*** Opening of Material for this exercise ***

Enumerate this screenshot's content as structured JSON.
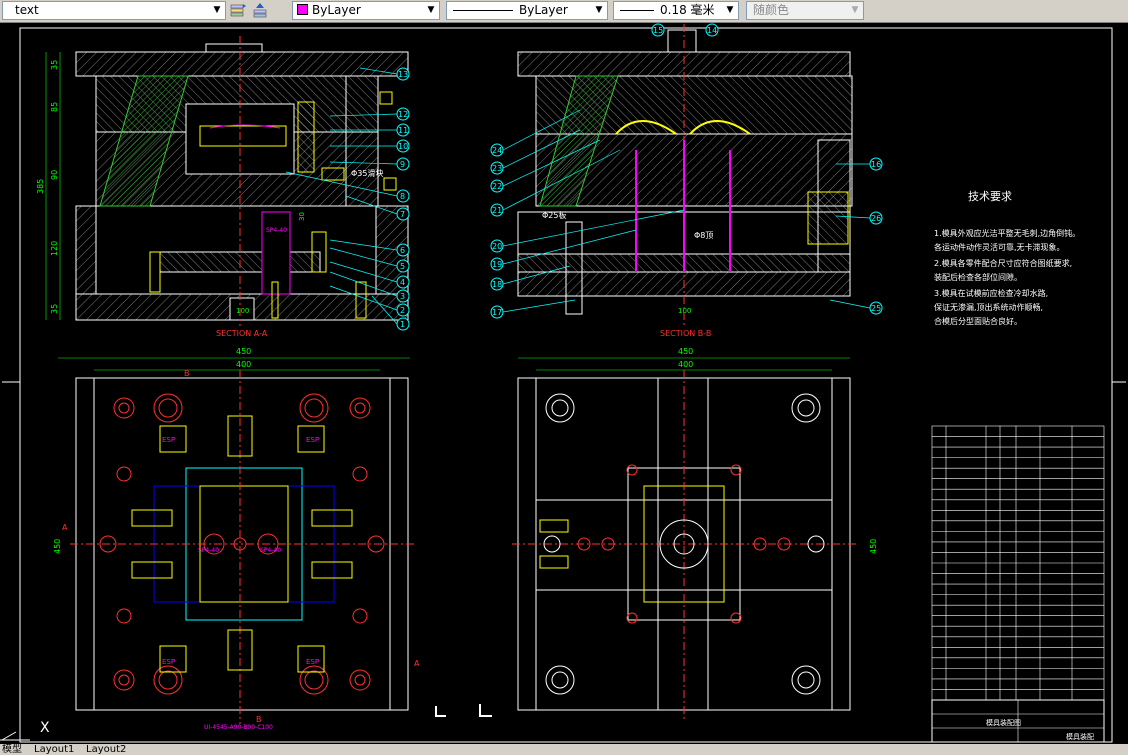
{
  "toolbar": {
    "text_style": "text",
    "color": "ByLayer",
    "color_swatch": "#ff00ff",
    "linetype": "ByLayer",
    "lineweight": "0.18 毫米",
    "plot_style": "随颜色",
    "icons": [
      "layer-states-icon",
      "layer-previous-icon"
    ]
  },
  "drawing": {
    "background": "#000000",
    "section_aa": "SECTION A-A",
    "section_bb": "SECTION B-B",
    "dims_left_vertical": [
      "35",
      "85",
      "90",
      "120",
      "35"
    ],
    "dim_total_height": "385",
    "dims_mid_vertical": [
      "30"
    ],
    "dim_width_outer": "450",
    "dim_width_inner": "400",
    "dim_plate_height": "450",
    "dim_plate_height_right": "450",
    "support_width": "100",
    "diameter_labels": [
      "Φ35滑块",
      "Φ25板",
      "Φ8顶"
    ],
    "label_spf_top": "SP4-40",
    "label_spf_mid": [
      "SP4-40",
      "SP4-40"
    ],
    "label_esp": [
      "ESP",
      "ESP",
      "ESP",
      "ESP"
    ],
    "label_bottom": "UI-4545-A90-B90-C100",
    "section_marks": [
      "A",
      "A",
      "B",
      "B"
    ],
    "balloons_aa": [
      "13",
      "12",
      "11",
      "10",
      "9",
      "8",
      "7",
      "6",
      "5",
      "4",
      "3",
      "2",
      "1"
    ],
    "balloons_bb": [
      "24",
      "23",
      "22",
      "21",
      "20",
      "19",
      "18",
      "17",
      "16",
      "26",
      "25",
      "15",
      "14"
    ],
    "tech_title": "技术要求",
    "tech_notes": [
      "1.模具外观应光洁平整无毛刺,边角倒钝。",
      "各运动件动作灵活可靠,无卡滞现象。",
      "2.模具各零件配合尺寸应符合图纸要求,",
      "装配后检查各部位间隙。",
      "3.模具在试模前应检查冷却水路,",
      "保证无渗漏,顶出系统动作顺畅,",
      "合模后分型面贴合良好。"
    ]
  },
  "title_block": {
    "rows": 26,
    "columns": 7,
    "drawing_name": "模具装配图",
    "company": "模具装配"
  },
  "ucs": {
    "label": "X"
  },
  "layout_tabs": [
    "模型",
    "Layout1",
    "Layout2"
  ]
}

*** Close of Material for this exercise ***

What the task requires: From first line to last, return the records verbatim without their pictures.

Response below:
Enumerate this screenshot's content as structured JSON.
{
  "toolbar": {
    "text_style": "text",
    "color": "ByLayer",
    "color_swatch": "#ff00ff",
    "linetype": "ByLayer",
    "lineweight": "0.18 毫米",
    "plot_style": "随颜色",
    "icons": [
      "layer-states-icon",
      "layer-previous-icon"
    ]
  },
  "drawing": {
    "background": "#000000",
    "section_aa": "SECTION A-A",
    "section_bb": "SECTION B-B",
    "dims_left_vertical": [
      "35",
      "85",
      "90",
      "120",
      "35"
    ],
    "dim_total_height": "385",
    "dims_mid_vertical": [
      "30"
    ],
    "dim_width_outer": "450",
    "dim_width_inner": "400",
    "dim_plate_height": "450",
    "dim_plate_height_right": "450",
    "support_width": "100",
    "diameter_labels": [
      "Φ35滑块",
      "Φ25板",
      "Φ8顶"
    ],
    "label_spf_top": "SP4-40",
    "label_spf_mid": [
      "SP4-40",
      "SP4-40"
    ],
    "label_esp": [
      "ESP",
      "ESP",
      "ESP",
      "ESP"
    ],
    "label_bottom": "UI-4545-A90-B90-C100",
    "section_marks": [
      "A",
      "A",
      "B",
      "B"
    ],
    "balloons_aa": [
      "13",
      "12",
      "11",
      "10",
      "9",
      "8",
      "7",
      "6",
      "5",
      "4",
      "3",
      "2",
      "1"
    ],
    "balloons_bb": [
      "24",
      "23",
      "22",
      "21",
      "20",
      "19",
      "18",
      "17",
      "16",
      "26",
      "25",
      "15",
      "14"
    ],
    "tech_title": "技术要求",
    "tech_notes": [
      "1.模具外观应光洁平整无毛刺,边角倒钝。",
      "各运动件动作灵活可靠,无卡滞现象。",
      "2.模具各零件配合尺寸应符合图纸要求,",
      "装配后检查各部位间隙。",
      "3.模具在试模前应检查冷却水路,",
      "保证无渗漏,顶出系统动作顺畅,",
      "合模后分型面贴合良好。"
    ]
  },
  "title_block": {
    "rows": 26,
    "columns": 7,
    "drawing_name": "模具装配图",
    "company": "模具装配"
  },
  "ucs": {
    "label": "X"
  },
  "layout_tabs": [
    "模型",
    "Layout1",
    "Layout2"
  ]
}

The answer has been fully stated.